I was just browsing the new questions and noticed egreg's recent answer, in which he uses a certain extension from e-TeX and cautions the reader that it is not compatible with Knuth TeX. And so I wondered if this was a real restriction in practice, which does not seem to be answered here, though according to Frank Mittelbach's answer, e-TeX is expected to be available to everyone. Certainly it's been around long enough; hearing "but you need e-TeX" sounds to my ear like "but you need a 386 processor or higher". I can imagine that some hidebound publishers might actually have not updated their TeX in 20 years, and so can Donald Knuth, but why make this kind of allowance in general? Is it because the TeXbook, the standard textbook, does not describe it?
Edit: After barbara beeton's comments and Mike Renfro's answer, I see the need to clarify a bit. My question concerns:
Notable individuals, or notable groups of individuals, who, for some principled reason, do not have e-TeX support in their installations. In this case, I'm curious how this came about.
Institutions or distributions of some kind that do not allow the use of e-TeX by their users, whether or not those users have any particular opinion on the matter. Again, I am curious why.
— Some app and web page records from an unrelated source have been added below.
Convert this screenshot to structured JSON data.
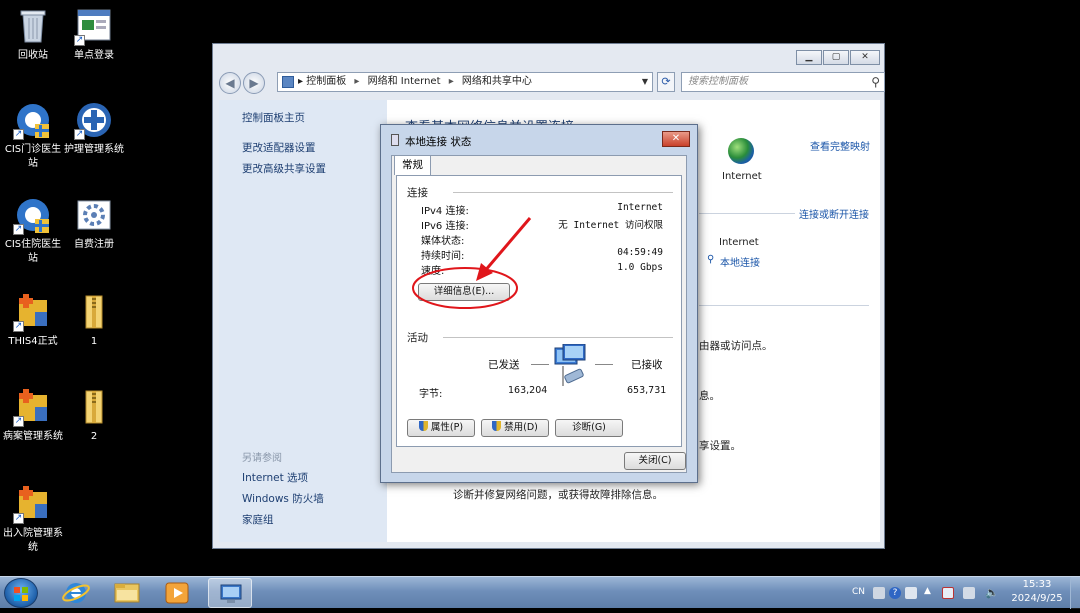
{
  "desktop": {
    "icons": [
      {
        "label": "回收站",
        "icon": "recycle-bin-icon"
      },
      {
        "label": "单点登录",
        "icon": "single-sign-on-icon"
      },
      {
        "label": "CIS门诊医生站",
        "icon": "cis-outpatient-icon"
      },
      {
        "label": "护理管理系统",
        "icon": "nursing-system-icon"
      },
      {
        "label": "CIS住院医生站",
        "icon": "cis-inpatient-icon"
      },
      {
        "label": "自费注册",
        "icon": "self-pay-register-icon"
      },
      {
        "label": "THIS4正式",
        "icon": "this4-icon"
      },
      {
        "label": "1",
        "icon": "zip-folder-icon"
      },
      {
        "label": "病案管理系统",
        "icon": "medical-records-icon"
      },
      {
        "label": "2",
        "icon": "zip-folder-icon"
      },
      {
        "label": "出入院管理系统",
        "icon": "admission-discharge-icon"
      }
    ]
  },
  "explorer": {
    "breadcrumb": [
      "控制面板",
      "网络和 Internet",
      "网络和共享中心"
    ],
    "search_placeholder": "搜索控制面板",
    "left_pane": {
      "links": [
        "控制面板主页",
        "更改适配器设置",
        "更改高级共享设置"
      ],
      "see_also_heading": "另请参阅",
      "see_also": [
        "Internet 选项",
        "Windows 防火墙",
        "家庭组"
      ]
    },
    "main": {
      "title": "查看基本网络信息并设置连接",
      "full_map_link": "查看完整映射",
      "internet_label": "Internet",
      "connect_disconnect_link": "连接或断开连接",
      "access_type": "Internet",
      "connection_link": "本地连接",
      "frag_access_point": "由器或访问点。",
      "frag_line2": "息。",
      "frag_settings": "享设置。",
      "troubleshoot": "诊断并修复网络问题，或获得故障排除信息。"
    }
  },
  "dialog": {
    "title": "本地连接 状态",
    "close_glyph": "✕",
    "tab": "常规",
    "connection_group": "连接",
    "rows": [
      {
        "label": "IPv4 连接:",
        "value": "Internet"
      },
      {
        "label": "IPv6 连接:",
        "value": "无 Internet 访问权限"
      },
      {
        "label": "媒体状态:",
        "value": ""
      },
      {
        "label": "持续时间:",
        "value": "04:59:49"
      },
      {
        "label": "速度:",
        "value": "1.0 Gbps"
      }
    ],
    "details_button": "详细信息(E)...",
    "activity_group": "活动",
    "sent_label": "已发送",
    "received_label": "已接收",
    "bytes_label": "字节:",
    "bytes_sent": "163,204",
    "bytes_received": "653,731",
    "properties_button": "属性(P)",
    "disable_button": "禁用(D)",
    "diagnose_button": "诊断(G)",
    "close_button": "关闭(C)"
  },
  "taskbar": {
    "lang": "CN",
    "time": "15:33",
    "date": "2024/9/25",
    "pinned": [
      "ie-icon",
      "explorer-folder-icon",
      "media-player-icon",
      "network-control-icon"
    ]
  },
  "colors": {
    "annotation": "#e0161b",
    "link": "#1a55a8",
    "dialog_frame": "#c7d6ea"
  }
}
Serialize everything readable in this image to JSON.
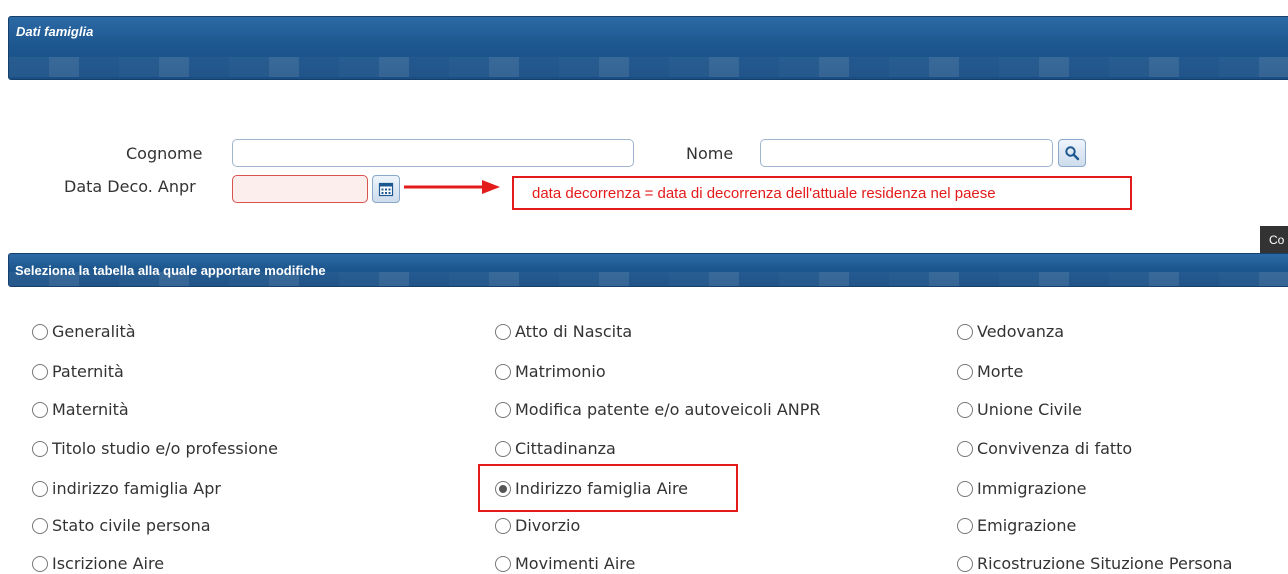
{
  "famiglia_panel": {
    "title": "Dati famiglia"
  },
  "form": {
    "cognome_label": "Cognome",
    "cognome_value": "",
    "nome_label": "Nome",
    "nome_value": "",
    "data_deco_label": "Data Deco. Anpr",
    "data_deco_value": "",
    "search_icon": "search-icon",
    "calendar_icon": "calendar-icon"
  },
  "annotation": {
    "note": "data decorrenza = data di decorrenza dell'attuale residenza nel paese",
    "color": "#e31b1b"
  },
  "side_tab": {
    "label": "Co"
  },
  "tabella_panel": {
    "title": "Seleziona la tabella alla quale apportare modifiche"
  },
  "options": {
    "col1": [
      "Generalità",
      "Paternità",
      "Maternità",
      "Titolo studio e/o professione",
      "indirizzo famiglia Apr",
      "Stato civile persona",
      "Iscrizione Aire"
    ],
    "col2": [
      "Atto di Nascita",
      "Matrimonio",
      "Modifica patente e/o autoveicoli ANPR",
      "Cittadinanza",
      "Indirizzo famiglia Aire",
      "Divorzio",
      "Movimenti Aire"
    ],
    "col3": [
      "Vedovanza",
      "Morte",
      "Unione Civile",
      "Convivenza di fatto",
      "Immigrazione",
      "Emigrazione",
      "Ricostruzione Situzione Persona"
    ],
    "selected": "Indirizzo famiglia Aire"
  },
  "colors": {
    "header_blue": "#1d578f",
    "accent_red": "#e31b1b"
  }
}
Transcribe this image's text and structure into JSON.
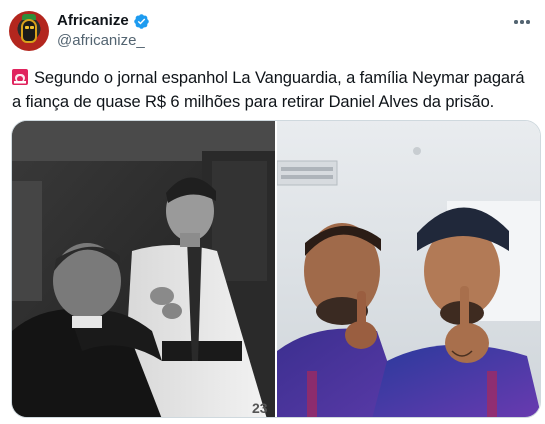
{
  "author": {
    "display_name": "Africanize",
    "handle": "@africanize_",
    "verified": true,
    "verified_color": "#1d9bf0"
  },
  "tweet": {
    "emoji_icon": "rotating-light-icon",
    "text": "Segundo o jornal espanhol La Vanguardia, a família Neymar pagará a fiança de quase R$ 6 milhões para retirar Daniel Alves da prisão."
  },
  "media": {
    "count": 2
  },
  "colors": {
    "text": "#0f1419",
    "secondary": "#536471",
    "border": "#cfd9de",
    "jersey_blue": "#2a3a9c",
    "jersey_purple": "#5b3aa0"
  }
}
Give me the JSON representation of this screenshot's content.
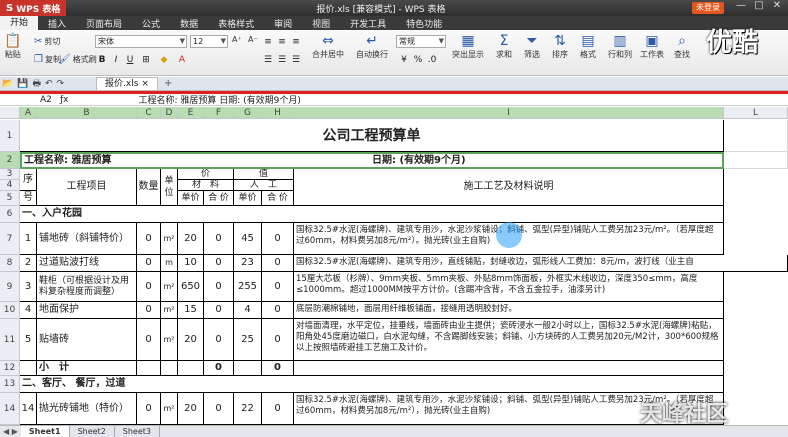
{
  "app": {
    "logo": "WPS 表格",
    "window_title": "报价.xls [兼容模式] - WPS 表格",
    "account": "未登录",
    "min": "—",
    "max": "□",
    "close": "✕"
  },
  "menu": [
    "开始",
    "插入",
    "页面布局",
    "公式",
    "数据",
    "表格样式",
    "审阅",
    "视图",
    "开发工具",
    "特色功能"
  ],
  "ribbon": {
    "paste": "粘贴",
    "cut": "剪切",
    "copy": "复制",
    "format_painter": "格式刷",
    "font_name": "宋体",
    "font_size": "12",
    "bold": "B",
    "italic": "I",
    "underline": "U",
    "font_grow": "A⁺",
    "font_shrink": "A⁻",
    "merge_center": "合并居中",
    "wrap_text": "自动换行",
    "number_format": "常规",
    "percent": "%",
    "cond_format": "突出显示",
    "sum": "求和",
    "filter": "筛选",
    "sort": "排序",
    "format": "格式",
    "row_col": "行和列",
    "worksheet": "工作表",
    "find": "查找"
  },
  "watermark": "优酷",
  "tab": {
    "file": "报价.xls",
    "close": "×",
    "add": "+"
  },
  "formula": {
    "namebox": "A2",
    "content": "工程名称:   雅居预算                                   日期:     (有效期9个月)"
  },
  "columns": [
    "A",
    "B",
    "C",
    "D",
    "E",
    "F",
    "G",
    "H",
    "I",
    "L"
  ],
  "rows": {
    "r1": "1",
    "r2": "2",
    "r3": "3",
    "r4": "4",
    "r5": "5",
    "r6": "6",
    "r7": "7",
    "r8": "8",
    "r9": "9",
    "r10": "10",
    "r11": "11",
    "r12": "12",
    "r13": "13",
    "r14": "14"
  },
  "sheet": {
    "title": "公司工程预算单",
    "project_name": "工程名称:   雅居预算",
    "date": "日期:     (有效期9个月)",
    "h_seq_top": "序",
    "h_seq_bottom": "号",
    "h_item": "工程项目",
    "h_qty": "数量",
    "h_unit": "单位",
    "h_price_top": "价",
    "h_price_top2": "值",
    "h_material": "材　料",
    "h_labor": "人　工",
    "h_unit_price": "单价",
    "h_total": "合 价",
    "h_unit_price2": "单价",
    "h_total2": "合 价",
    "h_desc": "施工工艺及材料说明",
    "sec1": "一、入户花园",
    "sec2": "二、客厅、 餐厅，过道",
    "items": [
      {
        "no": "1",
        "name": "铺地砖（斜铺特价）",
        "qty": "0",
        "unit": "m²",
        "mp": "20",
        "mt": "0",
        "lp": "45",
        "lt": "0",
        "desc": "国标32.5#水泥(海螺牌)、建筑专用沙，水泥沙浆铺设；斜铺、弧型(异型)铺贴人工费另加23元/m²。（若厚度超过60mm，材料费另加8元/m²）。抛光砖(业主自购)"
      },
      {
        "no": "2",
        "name": "过道贴波打线",
        "qty": "0",
        "unit": "m",
        "mp": "10",
        "mt": "0",
        "lp": "23",
        "lt": "0",
        "desc": "国标32.5#水泥(海螺牌)、建筑专用沙，直线铺贴，封缝收边，弧形线人工费加：8元/m，波打线（业主自"
      },
      {
        "no": "3",
        "name": "鞋柜（可根据设计及用料复杂程度而调整）",
        "qty": "0",
        "unit": "m²",
        "mp": "650",
        "mt": "0",
        "lp": "255",
        "lt": "0",
        "desc": "15厘大芯板（杉牌）、9mm夹板、5mm夹板、外贴8mm饰面板，外框实木线收边，深度350≤mm，高度≤1000mm。超过1000MM按平方计价。(含踢冲含背，不含五金拉手，油漆另计)"
      },
      {
        "no": "4",
        "name": "地面保护",
        "qty": "0",
        "unit": "m²",
        "mp": "15",
        "mt": "0",
        "lp": "4",
        "lt": "0",
        "desc": "底层防潮棉铺地，面层用纤维板铺面，接缝用透明胶封好。"
      },
      {
        "no": "5",
        "name": "贴墙砖",
        "qty": "0",
        "unit": "m²",
        "mp": "20",
        "mt": "0",
        "lp": "25",
        "lt": "0",
        "desc": "对墙面清理，水平定位，挂垂线，墙面砖由业主提供；瓷砖浸水一般2小时以上，国标32.5#水泥(海螺牌)粘贴，阳角处45度磨边磁口，白水泥勾缝，不含踢脚线安装；斜铺、小方块砖的人工费另加20元/M2计，300*600规格以上按照墙砖避挂工艺施工及计价。"
      },
      {
        "no": "14",
        "name": "抛光砖铺地（特价）",
        "qty": "0",
        "unit": "m²",
        "mp": "20",
        "mt": "0",
        "lp": "22",
        "lt": "0",
        "desc": "国标32.5#水泥(海螺牌)、建筑专用沙，水泥沙浆铺设；斜铺、弧型(异型)铺贴人工费另加23元/m²。（若厚度超过60mm，材料费另加8元/m²），抛光砖(业主自购)"
      }
    ],
    "subtotal": "小　计",
    "subtotal_mt": "0",
    "subtotal_lt": "0"
  },
  "sheets": [
    "Sheet1",
    "Sheet2",
    "Sheet3"
  ],
  "sheet_nav": "◀ ▶",
  "watermark2": "天峰社区"
}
Basically, to what extent is e-TeX the default, and what's the deal with the exceptions? The second point actually excludes the AMS, since as barbara says, they actually go to great lengths to maintain consistency despite updating their system (though I would like to know if any new papers or books are produced under conditions that exclude e-TeX). But the ACS is an example that Joseph Wright explained well. And in the first point, I suppose Knuth himself (barbara's answer) is an example, as is the PGF project (percusse's comment), though why the PGF project excludes e-TeX is sort of begging the question, since it seems to be to support users that don't use e-TeX.